▸ **DIRECTIONS**
Copy, from the data below, each line that has the word "устройства".

▸ **DATA EXTRACT**

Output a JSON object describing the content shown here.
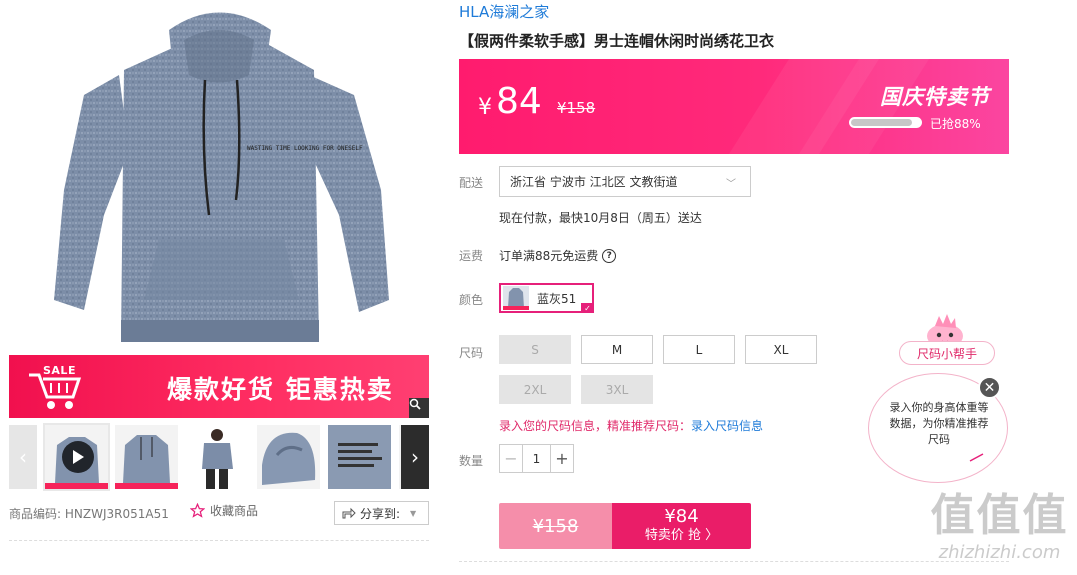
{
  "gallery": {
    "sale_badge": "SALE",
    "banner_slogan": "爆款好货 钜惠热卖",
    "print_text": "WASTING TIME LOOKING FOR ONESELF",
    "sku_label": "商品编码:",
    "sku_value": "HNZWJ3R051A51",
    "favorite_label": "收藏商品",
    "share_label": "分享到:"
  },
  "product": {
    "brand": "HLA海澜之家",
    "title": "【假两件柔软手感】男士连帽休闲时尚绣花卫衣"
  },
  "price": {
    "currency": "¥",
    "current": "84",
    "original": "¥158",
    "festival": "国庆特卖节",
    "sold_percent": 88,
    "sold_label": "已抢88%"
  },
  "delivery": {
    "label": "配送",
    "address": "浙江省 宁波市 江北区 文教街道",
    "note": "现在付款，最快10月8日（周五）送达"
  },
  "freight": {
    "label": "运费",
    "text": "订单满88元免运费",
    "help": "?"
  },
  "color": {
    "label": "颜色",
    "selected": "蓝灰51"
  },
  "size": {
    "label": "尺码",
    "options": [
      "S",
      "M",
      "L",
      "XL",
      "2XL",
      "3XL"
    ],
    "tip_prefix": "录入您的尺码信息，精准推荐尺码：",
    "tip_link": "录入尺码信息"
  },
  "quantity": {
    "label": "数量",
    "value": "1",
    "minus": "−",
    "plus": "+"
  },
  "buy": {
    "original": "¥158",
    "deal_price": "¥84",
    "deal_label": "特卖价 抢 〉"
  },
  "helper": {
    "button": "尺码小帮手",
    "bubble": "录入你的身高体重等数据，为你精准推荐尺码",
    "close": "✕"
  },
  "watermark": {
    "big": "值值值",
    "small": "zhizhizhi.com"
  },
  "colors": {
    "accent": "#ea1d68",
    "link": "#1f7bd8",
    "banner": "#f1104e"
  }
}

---

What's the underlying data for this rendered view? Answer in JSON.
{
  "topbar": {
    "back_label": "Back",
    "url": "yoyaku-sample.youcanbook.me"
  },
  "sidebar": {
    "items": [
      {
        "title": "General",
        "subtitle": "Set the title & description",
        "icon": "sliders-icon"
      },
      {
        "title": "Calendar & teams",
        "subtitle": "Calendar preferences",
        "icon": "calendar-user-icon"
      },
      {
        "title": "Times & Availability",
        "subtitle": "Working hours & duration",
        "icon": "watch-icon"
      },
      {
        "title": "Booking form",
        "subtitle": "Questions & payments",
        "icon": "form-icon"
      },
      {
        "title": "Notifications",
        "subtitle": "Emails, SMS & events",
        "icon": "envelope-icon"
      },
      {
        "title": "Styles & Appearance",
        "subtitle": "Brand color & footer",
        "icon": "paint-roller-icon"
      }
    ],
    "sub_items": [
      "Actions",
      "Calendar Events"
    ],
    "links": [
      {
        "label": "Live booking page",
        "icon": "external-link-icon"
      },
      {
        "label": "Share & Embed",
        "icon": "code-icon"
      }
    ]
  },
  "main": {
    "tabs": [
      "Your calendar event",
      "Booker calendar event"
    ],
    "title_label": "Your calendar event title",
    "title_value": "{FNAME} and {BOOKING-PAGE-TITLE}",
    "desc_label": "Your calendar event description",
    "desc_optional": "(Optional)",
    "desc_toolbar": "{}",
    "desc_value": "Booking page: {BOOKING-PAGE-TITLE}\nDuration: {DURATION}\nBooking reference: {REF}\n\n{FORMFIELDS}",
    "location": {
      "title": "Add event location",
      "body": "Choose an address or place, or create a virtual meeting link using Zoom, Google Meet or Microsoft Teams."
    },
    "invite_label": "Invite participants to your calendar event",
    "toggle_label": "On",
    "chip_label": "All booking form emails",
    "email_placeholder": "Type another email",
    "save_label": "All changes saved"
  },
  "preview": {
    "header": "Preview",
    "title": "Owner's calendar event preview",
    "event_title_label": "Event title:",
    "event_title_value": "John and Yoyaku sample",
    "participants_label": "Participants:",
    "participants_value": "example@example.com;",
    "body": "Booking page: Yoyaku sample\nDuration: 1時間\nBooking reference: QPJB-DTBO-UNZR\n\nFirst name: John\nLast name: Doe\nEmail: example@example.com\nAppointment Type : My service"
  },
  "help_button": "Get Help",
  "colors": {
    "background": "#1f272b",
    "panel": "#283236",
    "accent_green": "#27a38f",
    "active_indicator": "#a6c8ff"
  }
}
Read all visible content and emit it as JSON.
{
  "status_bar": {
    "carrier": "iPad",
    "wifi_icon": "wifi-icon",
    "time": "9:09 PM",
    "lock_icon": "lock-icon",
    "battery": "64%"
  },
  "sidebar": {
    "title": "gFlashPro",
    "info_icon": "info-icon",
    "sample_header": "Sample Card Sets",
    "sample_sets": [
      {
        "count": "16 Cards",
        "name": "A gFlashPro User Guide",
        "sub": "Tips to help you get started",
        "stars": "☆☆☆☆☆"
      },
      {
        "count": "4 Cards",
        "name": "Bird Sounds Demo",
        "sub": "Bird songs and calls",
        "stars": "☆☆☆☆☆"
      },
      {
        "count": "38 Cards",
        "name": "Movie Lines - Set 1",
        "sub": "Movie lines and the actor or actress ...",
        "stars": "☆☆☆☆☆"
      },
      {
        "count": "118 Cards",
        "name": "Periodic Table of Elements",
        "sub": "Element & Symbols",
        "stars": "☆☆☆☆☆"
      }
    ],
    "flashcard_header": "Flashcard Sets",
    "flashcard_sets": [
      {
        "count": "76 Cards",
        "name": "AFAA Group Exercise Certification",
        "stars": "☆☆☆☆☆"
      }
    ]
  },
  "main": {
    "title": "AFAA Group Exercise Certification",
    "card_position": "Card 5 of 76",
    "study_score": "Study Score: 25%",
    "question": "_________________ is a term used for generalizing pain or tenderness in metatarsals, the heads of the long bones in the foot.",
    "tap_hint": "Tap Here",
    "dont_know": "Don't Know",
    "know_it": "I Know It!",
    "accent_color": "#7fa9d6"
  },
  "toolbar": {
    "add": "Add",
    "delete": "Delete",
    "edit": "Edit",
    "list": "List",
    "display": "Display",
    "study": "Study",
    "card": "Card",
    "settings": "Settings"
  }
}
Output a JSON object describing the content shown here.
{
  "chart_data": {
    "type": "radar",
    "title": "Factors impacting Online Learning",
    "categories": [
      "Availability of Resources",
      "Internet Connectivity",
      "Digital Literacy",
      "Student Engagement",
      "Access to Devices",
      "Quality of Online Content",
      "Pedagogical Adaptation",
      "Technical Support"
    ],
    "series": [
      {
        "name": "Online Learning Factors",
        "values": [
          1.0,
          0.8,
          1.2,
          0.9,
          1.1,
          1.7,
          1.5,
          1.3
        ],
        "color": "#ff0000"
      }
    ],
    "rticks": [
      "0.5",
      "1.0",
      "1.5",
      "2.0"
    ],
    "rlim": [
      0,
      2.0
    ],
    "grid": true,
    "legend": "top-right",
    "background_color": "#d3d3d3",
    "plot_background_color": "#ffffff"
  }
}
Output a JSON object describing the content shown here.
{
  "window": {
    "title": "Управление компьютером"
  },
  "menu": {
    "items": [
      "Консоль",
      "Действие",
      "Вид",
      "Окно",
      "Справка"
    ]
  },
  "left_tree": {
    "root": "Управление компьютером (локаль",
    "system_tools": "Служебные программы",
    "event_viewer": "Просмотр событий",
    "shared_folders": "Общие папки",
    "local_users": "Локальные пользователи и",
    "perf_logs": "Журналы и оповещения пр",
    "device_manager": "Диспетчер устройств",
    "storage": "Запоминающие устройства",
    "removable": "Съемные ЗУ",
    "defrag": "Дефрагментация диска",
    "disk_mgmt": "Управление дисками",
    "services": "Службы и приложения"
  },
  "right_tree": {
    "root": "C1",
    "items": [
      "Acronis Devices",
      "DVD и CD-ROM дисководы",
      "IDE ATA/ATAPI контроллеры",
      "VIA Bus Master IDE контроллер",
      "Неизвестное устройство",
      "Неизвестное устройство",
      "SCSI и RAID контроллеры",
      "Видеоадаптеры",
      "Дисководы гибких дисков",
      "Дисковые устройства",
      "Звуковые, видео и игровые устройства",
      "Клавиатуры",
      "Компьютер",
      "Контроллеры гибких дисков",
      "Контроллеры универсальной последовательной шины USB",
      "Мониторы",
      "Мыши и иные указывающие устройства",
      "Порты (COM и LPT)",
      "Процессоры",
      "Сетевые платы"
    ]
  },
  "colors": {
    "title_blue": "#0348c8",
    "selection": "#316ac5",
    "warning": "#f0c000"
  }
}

▸ **ANSWER AREA**
    "storage": "Запоминающие устройства",
      "Дисковые устройства",
      "Звуковые, видео и игровые устройства",
      "Мыши и иные указывающие устройства",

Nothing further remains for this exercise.